### WORK TASK
Report the number of lines in the records below that contain the word "true", and nothing more.

### Dataset rows describing interfaces
+ + + + + + +

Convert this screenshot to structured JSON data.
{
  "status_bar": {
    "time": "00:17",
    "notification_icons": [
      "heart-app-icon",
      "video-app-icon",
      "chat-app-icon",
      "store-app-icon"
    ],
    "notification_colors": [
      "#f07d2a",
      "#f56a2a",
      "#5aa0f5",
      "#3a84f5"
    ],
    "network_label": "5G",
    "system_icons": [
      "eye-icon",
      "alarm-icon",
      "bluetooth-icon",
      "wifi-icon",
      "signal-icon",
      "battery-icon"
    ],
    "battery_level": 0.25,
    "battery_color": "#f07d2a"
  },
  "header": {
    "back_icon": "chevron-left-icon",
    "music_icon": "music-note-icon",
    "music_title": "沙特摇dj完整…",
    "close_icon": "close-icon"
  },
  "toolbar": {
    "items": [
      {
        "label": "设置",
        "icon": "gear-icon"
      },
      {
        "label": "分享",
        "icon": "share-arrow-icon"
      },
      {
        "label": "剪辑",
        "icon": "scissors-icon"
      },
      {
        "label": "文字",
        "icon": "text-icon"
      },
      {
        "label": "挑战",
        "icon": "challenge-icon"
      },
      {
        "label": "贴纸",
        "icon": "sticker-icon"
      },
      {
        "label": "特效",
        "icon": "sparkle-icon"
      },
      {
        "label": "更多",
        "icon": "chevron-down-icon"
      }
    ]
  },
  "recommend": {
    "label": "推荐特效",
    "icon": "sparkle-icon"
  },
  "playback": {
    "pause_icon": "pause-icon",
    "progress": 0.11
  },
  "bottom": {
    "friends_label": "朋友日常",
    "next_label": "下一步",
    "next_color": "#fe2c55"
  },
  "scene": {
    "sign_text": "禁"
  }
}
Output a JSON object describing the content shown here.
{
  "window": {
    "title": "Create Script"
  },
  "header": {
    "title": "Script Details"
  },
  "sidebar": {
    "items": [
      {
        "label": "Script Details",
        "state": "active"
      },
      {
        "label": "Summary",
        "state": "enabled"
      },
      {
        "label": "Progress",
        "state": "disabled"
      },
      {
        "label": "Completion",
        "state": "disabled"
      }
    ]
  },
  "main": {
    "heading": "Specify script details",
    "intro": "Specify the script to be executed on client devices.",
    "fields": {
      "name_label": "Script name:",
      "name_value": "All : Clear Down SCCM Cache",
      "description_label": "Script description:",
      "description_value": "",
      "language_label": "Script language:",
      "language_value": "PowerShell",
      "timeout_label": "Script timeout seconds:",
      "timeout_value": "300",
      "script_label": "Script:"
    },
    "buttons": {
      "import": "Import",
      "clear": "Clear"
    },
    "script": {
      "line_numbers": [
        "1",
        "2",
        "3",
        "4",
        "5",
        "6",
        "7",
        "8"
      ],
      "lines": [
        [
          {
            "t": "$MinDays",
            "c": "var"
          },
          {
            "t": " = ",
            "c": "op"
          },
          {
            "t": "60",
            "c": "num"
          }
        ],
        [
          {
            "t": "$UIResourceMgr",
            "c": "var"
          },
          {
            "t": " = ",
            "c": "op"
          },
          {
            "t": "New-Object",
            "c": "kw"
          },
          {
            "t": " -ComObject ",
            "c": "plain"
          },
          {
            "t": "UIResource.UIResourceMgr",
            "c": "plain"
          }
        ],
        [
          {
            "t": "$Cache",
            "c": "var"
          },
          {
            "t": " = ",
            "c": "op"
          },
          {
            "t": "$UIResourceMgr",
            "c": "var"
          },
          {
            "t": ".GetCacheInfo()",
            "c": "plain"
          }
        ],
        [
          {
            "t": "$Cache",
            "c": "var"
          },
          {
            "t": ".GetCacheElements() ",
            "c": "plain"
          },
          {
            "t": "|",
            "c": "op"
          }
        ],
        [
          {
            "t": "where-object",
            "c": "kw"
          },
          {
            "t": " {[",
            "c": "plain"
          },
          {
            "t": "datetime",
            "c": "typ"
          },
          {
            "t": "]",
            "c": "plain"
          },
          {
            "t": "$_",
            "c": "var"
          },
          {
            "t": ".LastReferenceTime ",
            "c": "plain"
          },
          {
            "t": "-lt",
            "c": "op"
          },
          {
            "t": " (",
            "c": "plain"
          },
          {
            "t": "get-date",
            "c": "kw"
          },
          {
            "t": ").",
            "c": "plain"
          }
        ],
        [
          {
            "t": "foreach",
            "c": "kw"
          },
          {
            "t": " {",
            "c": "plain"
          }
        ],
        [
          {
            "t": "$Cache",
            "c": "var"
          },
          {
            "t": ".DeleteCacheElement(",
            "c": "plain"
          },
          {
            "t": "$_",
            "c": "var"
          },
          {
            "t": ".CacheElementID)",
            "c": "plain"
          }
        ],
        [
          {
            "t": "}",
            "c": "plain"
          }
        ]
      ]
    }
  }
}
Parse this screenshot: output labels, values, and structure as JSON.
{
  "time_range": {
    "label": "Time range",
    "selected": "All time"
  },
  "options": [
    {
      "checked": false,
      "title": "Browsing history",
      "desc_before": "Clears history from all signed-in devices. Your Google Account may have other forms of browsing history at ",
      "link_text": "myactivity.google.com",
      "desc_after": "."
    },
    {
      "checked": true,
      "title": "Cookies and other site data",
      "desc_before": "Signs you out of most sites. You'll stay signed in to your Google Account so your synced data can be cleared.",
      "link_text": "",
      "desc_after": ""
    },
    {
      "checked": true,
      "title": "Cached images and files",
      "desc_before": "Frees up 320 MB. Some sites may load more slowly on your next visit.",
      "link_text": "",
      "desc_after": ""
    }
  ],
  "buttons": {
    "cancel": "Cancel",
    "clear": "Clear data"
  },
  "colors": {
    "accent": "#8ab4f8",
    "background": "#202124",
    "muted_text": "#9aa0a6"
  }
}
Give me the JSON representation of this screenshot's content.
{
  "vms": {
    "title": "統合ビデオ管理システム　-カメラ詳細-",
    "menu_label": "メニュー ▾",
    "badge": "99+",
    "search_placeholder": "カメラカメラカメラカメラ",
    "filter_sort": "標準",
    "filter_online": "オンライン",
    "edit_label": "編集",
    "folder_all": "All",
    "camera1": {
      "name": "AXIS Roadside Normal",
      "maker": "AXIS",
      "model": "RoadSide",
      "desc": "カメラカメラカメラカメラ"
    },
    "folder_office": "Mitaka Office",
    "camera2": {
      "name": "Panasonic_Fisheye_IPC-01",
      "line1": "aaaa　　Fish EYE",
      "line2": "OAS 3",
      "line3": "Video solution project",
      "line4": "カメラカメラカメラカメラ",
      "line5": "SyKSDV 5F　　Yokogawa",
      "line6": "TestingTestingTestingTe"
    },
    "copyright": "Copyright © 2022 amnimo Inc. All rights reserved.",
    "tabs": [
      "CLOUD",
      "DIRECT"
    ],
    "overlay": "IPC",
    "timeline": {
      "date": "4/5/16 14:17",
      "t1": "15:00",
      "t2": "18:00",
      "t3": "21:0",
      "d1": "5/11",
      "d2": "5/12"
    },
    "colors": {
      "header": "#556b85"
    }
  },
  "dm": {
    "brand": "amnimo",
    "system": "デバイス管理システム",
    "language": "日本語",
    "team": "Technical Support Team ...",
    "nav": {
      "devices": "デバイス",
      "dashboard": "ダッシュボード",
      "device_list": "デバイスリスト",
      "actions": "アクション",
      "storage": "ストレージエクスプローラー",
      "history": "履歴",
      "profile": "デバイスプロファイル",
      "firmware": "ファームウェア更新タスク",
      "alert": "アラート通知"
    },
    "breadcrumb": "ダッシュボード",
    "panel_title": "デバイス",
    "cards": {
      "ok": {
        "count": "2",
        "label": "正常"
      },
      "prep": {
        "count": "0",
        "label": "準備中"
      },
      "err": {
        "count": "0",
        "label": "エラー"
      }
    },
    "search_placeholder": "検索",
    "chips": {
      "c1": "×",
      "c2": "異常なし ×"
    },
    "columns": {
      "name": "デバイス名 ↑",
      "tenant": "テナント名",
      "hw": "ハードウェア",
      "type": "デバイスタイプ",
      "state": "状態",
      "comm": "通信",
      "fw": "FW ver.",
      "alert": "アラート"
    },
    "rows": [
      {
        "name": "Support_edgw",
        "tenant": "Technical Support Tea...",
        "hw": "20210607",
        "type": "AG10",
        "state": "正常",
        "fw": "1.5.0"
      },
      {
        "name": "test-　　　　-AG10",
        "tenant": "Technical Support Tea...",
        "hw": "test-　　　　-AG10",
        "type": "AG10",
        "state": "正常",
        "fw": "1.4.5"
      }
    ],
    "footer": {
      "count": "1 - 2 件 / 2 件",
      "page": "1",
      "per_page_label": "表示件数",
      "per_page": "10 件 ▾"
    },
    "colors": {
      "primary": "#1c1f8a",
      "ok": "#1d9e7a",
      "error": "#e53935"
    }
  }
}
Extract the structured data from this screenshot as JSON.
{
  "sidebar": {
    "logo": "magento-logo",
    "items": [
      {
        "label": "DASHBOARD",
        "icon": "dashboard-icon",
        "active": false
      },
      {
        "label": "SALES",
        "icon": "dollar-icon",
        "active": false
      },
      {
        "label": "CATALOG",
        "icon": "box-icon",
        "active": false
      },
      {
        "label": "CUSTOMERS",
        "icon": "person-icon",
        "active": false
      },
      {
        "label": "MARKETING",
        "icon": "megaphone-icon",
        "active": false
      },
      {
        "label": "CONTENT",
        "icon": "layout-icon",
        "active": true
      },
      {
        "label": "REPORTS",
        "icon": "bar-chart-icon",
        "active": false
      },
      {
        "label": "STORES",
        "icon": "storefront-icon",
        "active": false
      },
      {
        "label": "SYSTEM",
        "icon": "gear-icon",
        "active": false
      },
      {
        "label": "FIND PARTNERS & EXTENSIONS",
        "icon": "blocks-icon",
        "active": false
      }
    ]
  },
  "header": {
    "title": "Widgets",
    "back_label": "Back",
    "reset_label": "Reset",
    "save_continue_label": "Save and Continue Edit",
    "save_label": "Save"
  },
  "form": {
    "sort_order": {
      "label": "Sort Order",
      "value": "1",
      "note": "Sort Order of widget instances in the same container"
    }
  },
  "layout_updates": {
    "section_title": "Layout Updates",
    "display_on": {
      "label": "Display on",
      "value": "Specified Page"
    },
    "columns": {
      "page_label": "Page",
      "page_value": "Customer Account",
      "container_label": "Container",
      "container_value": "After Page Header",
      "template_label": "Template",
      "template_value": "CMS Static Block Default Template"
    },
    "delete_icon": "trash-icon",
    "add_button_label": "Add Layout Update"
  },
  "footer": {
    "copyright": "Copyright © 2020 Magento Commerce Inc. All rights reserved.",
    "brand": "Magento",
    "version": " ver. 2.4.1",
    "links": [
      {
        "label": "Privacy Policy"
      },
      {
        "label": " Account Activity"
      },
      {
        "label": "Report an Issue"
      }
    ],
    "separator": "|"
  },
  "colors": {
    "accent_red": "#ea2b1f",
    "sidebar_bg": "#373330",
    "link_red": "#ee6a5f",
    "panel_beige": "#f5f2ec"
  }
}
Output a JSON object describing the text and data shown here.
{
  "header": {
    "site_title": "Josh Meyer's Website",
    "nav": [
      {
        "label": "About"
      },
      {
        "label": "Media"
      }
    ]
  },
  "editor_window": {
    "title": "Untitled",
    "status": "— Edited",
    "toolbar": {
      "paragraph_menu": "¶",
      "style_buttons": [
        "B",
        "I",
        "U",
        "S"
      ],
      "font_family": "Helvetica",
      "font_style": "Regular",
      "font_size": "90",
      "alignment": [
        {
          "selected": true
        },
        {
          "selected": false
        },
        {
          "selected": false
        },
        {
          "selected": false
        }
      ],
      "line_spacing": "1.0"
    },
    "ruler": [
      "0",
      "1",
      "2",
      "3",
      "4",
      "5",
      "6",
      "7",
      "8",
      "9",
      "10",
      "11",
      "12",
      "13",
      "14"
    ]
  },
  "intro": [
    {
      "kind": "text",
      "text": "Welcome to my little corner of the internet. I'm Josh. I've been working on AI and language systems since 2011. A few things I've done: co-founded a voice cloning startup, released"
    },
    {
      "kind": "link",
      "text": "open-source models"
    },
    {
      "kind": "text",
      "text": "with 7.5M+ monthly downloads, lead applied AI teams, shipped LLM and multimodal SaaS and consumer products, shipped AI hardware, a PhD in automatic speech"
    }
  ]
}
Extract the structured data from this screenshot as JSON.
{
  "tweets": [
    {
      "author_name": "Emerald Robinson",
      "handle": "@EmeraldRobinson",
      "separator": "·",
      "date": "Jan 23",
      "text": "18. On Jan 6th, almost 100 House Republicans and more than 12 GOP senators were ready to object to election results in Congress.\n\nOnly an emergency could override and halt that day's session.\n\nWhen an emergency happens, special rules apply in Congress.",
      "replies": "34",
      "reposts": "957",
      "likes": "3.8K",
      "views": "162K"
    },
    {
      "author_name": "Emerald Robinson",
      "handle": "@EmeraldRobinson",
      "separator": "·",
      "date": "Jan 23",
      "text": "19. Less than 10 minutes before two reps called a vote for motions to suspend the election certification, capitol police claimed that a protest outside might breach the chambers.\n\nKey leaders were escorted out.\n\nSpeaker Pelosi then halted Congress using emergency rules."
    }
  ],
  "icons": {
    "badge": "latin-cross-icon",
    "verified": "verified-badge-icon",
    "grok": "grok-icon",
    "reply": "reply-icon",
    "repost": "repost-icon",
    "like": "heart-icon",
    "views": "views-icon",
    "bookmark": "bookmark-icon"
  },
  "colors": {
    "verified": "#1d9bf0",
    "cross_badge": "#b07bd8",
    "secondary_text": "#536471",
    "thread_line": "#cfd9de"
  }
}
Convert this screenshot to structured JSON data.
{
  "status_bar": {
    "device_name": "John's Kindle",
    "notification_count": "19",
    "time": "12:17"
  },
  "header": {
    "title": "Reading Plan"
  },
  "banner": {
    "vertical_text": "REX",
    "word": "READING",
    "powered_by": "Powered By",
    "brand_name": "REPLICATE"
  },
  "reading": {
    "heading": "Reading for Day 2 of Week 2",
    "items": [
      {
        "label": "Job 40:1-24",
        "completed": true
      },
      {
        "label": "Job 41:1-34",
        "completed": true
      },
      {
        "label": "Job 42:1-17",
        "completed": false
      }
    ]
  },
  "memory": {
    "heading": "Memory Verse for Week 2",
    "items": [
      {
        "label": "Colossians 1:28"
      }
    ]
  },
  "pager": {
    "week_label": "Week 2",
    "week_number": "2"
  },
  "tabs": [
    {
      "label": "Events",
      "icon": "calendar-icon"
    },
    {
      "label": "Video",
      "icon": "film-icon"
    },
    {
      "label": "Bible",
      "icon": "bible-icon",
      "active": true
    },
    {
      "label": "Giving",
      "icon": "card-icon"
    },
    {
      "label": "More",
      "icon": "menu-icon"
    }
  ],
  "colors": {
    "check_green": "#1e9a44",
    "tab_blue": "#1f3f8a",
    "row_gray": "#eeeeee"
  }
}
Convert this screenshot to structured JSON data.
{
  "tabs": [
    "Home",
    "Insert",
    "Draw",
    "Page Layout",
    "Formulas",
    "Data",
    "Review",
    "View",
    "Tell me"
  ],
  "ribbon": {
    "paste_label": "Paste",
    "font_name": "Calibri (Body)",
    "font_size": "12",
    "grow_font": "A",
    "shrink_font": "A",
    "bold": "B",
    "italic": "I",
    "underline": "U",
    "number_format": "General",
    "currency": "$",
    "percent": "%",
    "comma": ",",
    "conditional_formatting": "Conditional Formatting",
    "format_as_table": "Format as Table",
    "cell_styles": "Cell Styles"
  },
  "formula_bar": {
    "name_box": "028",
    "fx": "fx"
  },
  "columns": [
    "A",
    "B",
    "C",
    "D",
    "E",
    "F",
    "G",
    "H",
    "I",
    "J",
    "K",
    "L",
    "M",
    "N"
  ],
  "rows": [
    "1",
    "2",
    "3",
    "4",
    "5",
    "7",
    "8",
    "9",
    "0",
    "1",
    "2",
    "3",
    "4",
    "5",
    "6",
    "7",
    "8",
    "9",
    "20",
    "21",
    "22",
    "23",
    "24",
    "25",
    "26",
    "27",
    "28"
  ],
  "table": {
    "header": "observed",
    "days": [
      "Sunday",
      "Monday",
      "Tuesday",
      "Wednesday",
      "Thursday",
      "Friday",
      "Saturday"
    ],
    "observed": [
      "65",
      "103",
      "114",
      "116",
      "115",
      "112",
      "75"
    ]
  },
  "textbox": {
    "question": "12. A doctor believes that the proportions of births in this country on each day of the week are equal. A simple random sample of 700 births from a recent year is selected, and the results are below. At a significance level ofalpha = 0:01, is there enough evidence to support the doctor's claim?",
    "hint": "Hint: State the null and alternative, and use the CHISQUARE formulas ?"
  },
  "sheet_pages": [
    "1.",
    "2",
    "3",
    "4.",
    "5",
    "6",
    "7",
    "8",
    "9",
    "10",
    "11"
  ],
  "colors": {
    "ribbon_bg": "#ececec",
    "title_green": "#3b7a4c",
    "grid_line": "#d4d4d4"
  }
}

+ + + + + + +

### ANSWER TO THE PROBLEM
7